It might not be long before Google implements tools to directly use superscripts and subscripts in Google sheets too. But until then, you can try to make do with the above techniques.

If you have used MS Excel, you might know that there is an inbuilt format that allows you to quickly convert any text to subscript or subscript. I hope this is also implemented soon in Google Sheets.

I hope you found this Google sheets tutorial useful. If you are wanting to learn more about superscripts and other fundamental features of Google Sheets we highly recommend Spreadsheet Fundamentals by DataCamp Course!

*I would love to know if there are other techniques to add superscript and subscript in Google Sheets that are easier than the above.*

**You may also like the following Google Sheets tutorials:**

## 6 thoughts on “3 Easy Ways to Add Subscript and Superscript in Google Sheets”

This was extremely useful, thanks very much for taking the time to do this!

This is FANTASTIC! You easily solved my problem and quickly had me going on my merry way. And, it was kinda fun!! Thank you so much for this!

Great! Very helpful thanks!

Thank you, so much!

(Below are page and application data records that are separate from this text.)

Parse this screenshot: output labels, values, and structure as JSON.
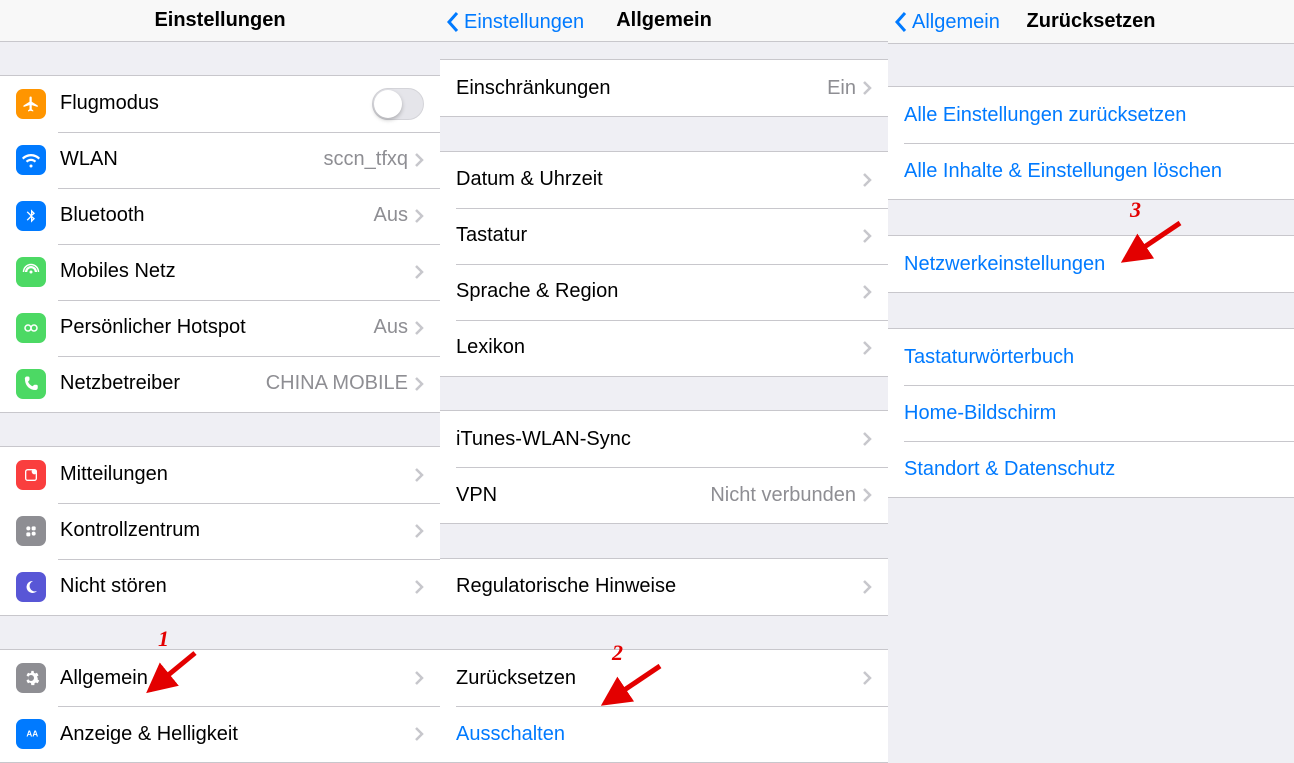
{
  "panel1": {
    "title": "Einstellungen",
    "rows": [
      {
        "label": "Flugmodus",
        "value": "",
        "switch": true,
        "icon": "airplane"
      },
      {
        "label": "WLAN",
        "value": "sccn_tfxq",
        "chev": true,
        "icon": "wifi"
      },
      {
        "label": "Bluetooth",
        "value": "Aus",
        "chev": true,
        "icon": "bluetooth"
      },
      {
        "label": "Mobiles Netz",
        "value": "",
        "chev": true,
        "icon": "cellular"
      },
      {
        "label": "Persönlicher Hotspot",
        "value": "Aus",
        "chev": true,
        "icon": "hotspot"
      },
      {
        "label": "Netzbetreiber",
        "value": "CHINA MOBILE",
        "chev": true,
        "icon": "carrier"
      }
    ],
    "rows2": [
      {
        "label": "Mitteilungen",
        "chev": true,
        "icon": "notifications"
      },
      {
        "label": "Kontrollzentrum",
        "chev": true,
        "icon": "control"
      },
      {
        "label": "Nicht stören",
        "chev": true,
        "icon": "dnd"
      }
    ],
    "rows3": [
      {
        "label": "Allgemein",
        "chev": true,
        "icon": "general"
      },
      {
        "label": "Anzeige & Helligkeit",
        "chev": true,
        "icon": "display"
      }
    ]
  },
  "panel2": {
    "back": "Einstellungen",
    "title": "Allgemein",
    "g1": [
      {
        "label": "Einschränkungen",
        "value": "Ein",
        "chev": true
      }
    ],
    "g2": [
      {
        "label": "Datum & Uhrzeit",
        "chev": true
      },
      {
        "label": "Tastatur",
        "chev": true
      },
      {
        "label": "Sprache & Region",
        "chev": true
      },
      {
        "label": "Lexikon",
        "chev": true
      }
    ],
    "g3": [
      {
        "label": "iTunes-WLAN-Sync",
        "chev": true
      },
      {
        "label": "VPN",
        "value": "Nicht verbunden",
        "chev": true
      }
    ],
    "g4": [
      {
        "label": "Regulatorische Hinweise",
        "chev": true
      }
    ],
    "g5": [
      {
        "label": "Zurücksetzen",
        "chev": true
      },
      {
        "label": "Ausschalten",
        "link": true
      }
    ]
  },
  "panel3": {
    "back": "Allgemein",
    "title": "Zurücksetzen",
    "g1": [
      {
        "label": "Alle Einstellungen zurücksetzen",
        "link": true
      },
      {
        "label": "Alle Inhalte & Einstellungen löschen",
        "link": true
      }
    ],
    "g2": [
      {
        "label": "Netzwerkeinstellungen",
        "link": true
      }
    ],
    "g3": [
      {
        "label": "Tastaturwörterbuch",
        "link": true
      },
      {
        "label": "Home-Bildschirm",
        "link": true
      },
      {
        "label": "Standort & Datenschutz",
        "link": true
      }
    ]
  },
  "step_labels": {
    "s1": "1",
    "s2": "2",
    "s3": "3"
  },
  "icon_colors": {
    "airplane": "#ff9500",
    "wifi": "#007aff",
    "bluetooth": "#007aff",
    "cellular": "#4cd964",
    "hotspot": "#4cd964",
    "carrier": "#4cd964",
    "notifications": "#fa3e3e",
    "control": "#8e8e93",
    "dnd": "#5856d6",
    "general": "#8e8e93",
    "display": "#007aff"
  }
}
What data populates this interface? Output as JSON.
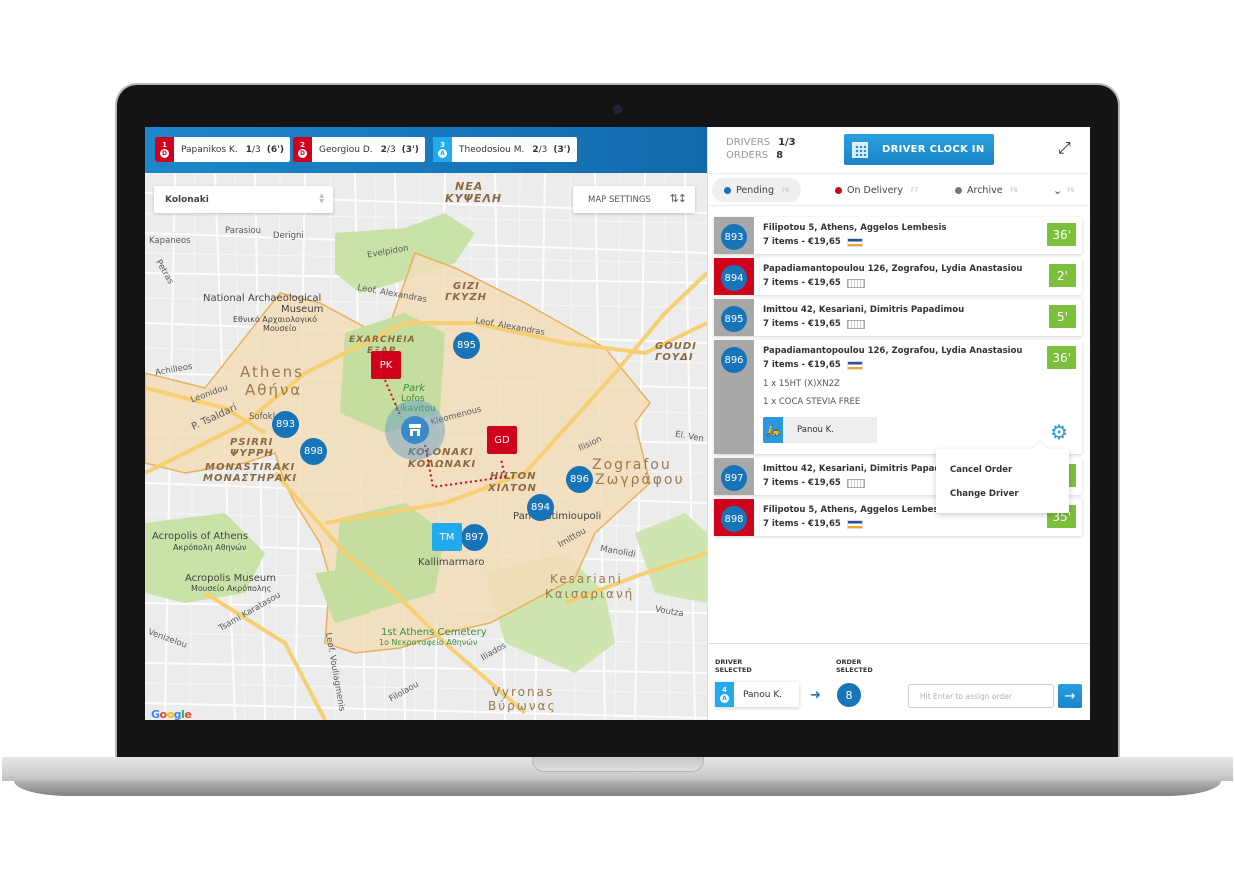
{
  "topbar": {
    "drivers": [
      {
        "index": "1",
        "status": "D",
        "name": "Papanikos K.",
        "count_done": "1",
        "count_total": "/3",
        "time": "(6')",
        "color": "#d0021b"
      },
      {
        "index": "2",
        "status": "D",
        "name": "Georgiou D.",
        "count_done": "2",
        "count_total": "/3",
        "time": "(3')",
        "color": "#d0021b"
      },
      {
        "index": "3",
        "status": "A",
        "name": "Theodosiou M.",
        "count_done": "2",
        "count_total": "/3",
        "time": "(3')",
        "color": "#22aaee"
      }
    ]
  },
  "map": {
    "area_select": "Kolonaki",
    "settings_label": "MAP SETTINGS",
    "labels": {
      "nea_kypseli": "ΝΕΑ",
      "nea_kypseli2": "ΚΥΨΕΛΗ",
      "gizi": "GIZI",
      "gizi_gr": "ΓΚΥΖΗ",
      "exarcheia": "EXARCHEIA",
      "exarcheia_gr": "ΕΞΑΡ",
      "athens": "Athens",
      "athens_gr": "Αθήνα",
      "psirri": "PSIRRI",
      "psirri_gr": "ΨΥΡΡΗ",
      "monastiraki": "MONASTIRAKI",
      "monastiraki_gr": "ΜΟΝΑΣΤΗΡΑΚΙ",
      "kolonaki": "KOLONAKI",
      "kolonaki_gr": "ΚΟΛΩΝΑΚΙ",
      "hilton": "HILTON",
      "hilton_gr": "ΧΙΛΤΟΝ",
      "zografou": "Zografou",
      "zografou_gr": "Ζωγράφου",
      "goudi": "GOUDI",
      "goudi_gr": "ΓΟΥΔΙ",
      "kesariani": "Kesariani",
      "kesariani_gr": "Καισαριανή",
      "vyronas": "Vyronas",
      "vyronas_gr": "Βύρωνας",
      "park": "Park",
      "park2": "Lofos",
      "park3": "Likavitou",
      "museum": "National Archaeological",
      "museum2": "Museum",
      "museum_gr": "Εθνικό Αρχαιολογικό",
      "museum_gr2": "Μουσείο",
      "acropolis": "Acropolis of Athens",
      "acropolis_gr": "Ακρόπολη Αθηνών",
      "acropolis_museum": "Acropolis Museum",
      "acropolis_museum_gr": "Μουσείο Ακρόπολης",
      "kallimarmaro": "Kallimarmaro",
      "cemetery": "1st Athens Cemetery",
      "cemetery_gr": "1ο Νεκροταφείο Αθηνών",
      "panepistimioupoli": "Panepistimioupoli",
      "evelpidon": "Evelpidon",
      "parasiou": "Parasiou",
      "derigni": "Derigni",
      "kapaneos": "Kapaneos",
      "petras": "Petras",
      "achilleos": "Achilleos",
      "leonidou": "Leonidou",
      "p_tsaldari": "P. Tsaldari",
      "sofokli": "Sofokl",
      "leof_alexandras": "Leof. Alexandras",
      "leof_alexandras2": "Leof. Alexandras",
      "kleomenous": "Kleomenous",
      "ilision": "Ilision",
      "el_ven": "El. Ven",
      "manolidi": "Manolidi",
      "voutza": "Voutza",
      "imittou": "Imittou",
      "iliados": "Iliados",
      "leof_vouliagmenis": "Leof. Vouliagmenis",
      "venizelou": "Venizelou",
      "karatasou": "Tsami Karatasou",
      "filolaou": "Filolaou",
      "google": "Google"
    },
    "order_pins": [
      "895",
      "893",
      "898",
      "896",
      "894",
      "897"
    ],
    "driver_pins": [
      {
        "initials": "PK",
        "color": "#d0021b"
      },
      {
        "initials": "GD",
        "color": "#d0021b"
      },
      {
        "initials": "TM",
        "color": "#22aaee"
      }
    ],
    "route_color": "#d0021b"
  },
  "panel": {
    "drivers_label": "DRIVERS",
    "drivers_value": "1/3",
    "orders_label": "ORDERS",
    "orders_value": "8",
    "clock_in_label": "DRIVER CLOCK IN",
    "tabs": [
      {
        "label": "Pending",
        "key": "F6",
        "color": "#1774b8",
        "active": true
      },
      {
        "label": "On Delivery",
        "key": "F7",
        "color": "#d0021b",
        "active": false
      },
      {
        "label": "Archive",
        "key": "F8",
        "color": "#777777",
        "active": false
      },
      {
        "label": "",
        "key": "F9",
        "color": "",
        "active": false
      }
    ],
    "orders": [
      {
        "id": "893",
        "address": "Filipotou 5, Athens, Aggelos Lembesis",
        "summary": "7 items - €19,65",
        "payment": "visa",
        "timer": "36'",
        "stripe": "#a8a8a8"
      },
      {
        "id": "894",
        "address": "Papadiamantopoulou 126, Zografou, Lydia Anastasiou",
        "summary": "7 items - €19,65",
        "payment": "cash",
        "timer": "2'",
        "stripe": "#d0021b"
      },
      {
        "id": "895",
        "address": "Imittou 42, Kesariani, Dimitris Papadimou",
        "summary": "7 items - €19,65",
        "payment": "cash",
        "timer": "5'",
        "stripe": "#a8a8a8"
      },
      {
        "id": "896",
        "address": "Papadiamantopoulou 126, Zografou, Lydia Anastasiou",
        "summary": "7 items - €19,65",
        "payment": "visa",
        "timer": "36'",
        "stripe": "#a8a8a8",
        "items": [
          "1 x 15HT (X)XN2Z",
          "1 x COCA STEVIA FREE"
        ],
        "driver": "Panou K."
      },
      {
        "id": "897",
        "address": "Imittou 42, Kesariani, Dimitris Papadimou",
        "summary": "7 items - €19,65",
        "payment": "cash",
        "timer": "",
        "stripe": "#a8a8a8"
      },
      {
        "id": "898",
        "address": "Filipotou 5, Athens, Aggelos Lembesis",
        "summary": "7 items - €19,65",
        "payment": "visa",
        "timer": "35'",
        "stripe": "#d0021b"
      }
    ],
    "context_menu": [
      "Cancel Order",
      "Change Driver"
    ],
    "footer": {
      "driver_selected_label1": "DRIVER",
      "driver_selected_label2": "SELECTED",
      "order_selected_label1": "ORDER",
      "order_selected_label2": "SELECTED",
      "driver_index": "4",
      "driver_status": "A",
      "driver_name": "Panou K.",
      "order_selected": "8",
      "assign_placeholder": "Hit Enter to assign order"
    }
  }
}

Thanks guys! Your excellent tutorial helped me to get the job done!

Thanks for the tips on superscripts. Excellent workaround.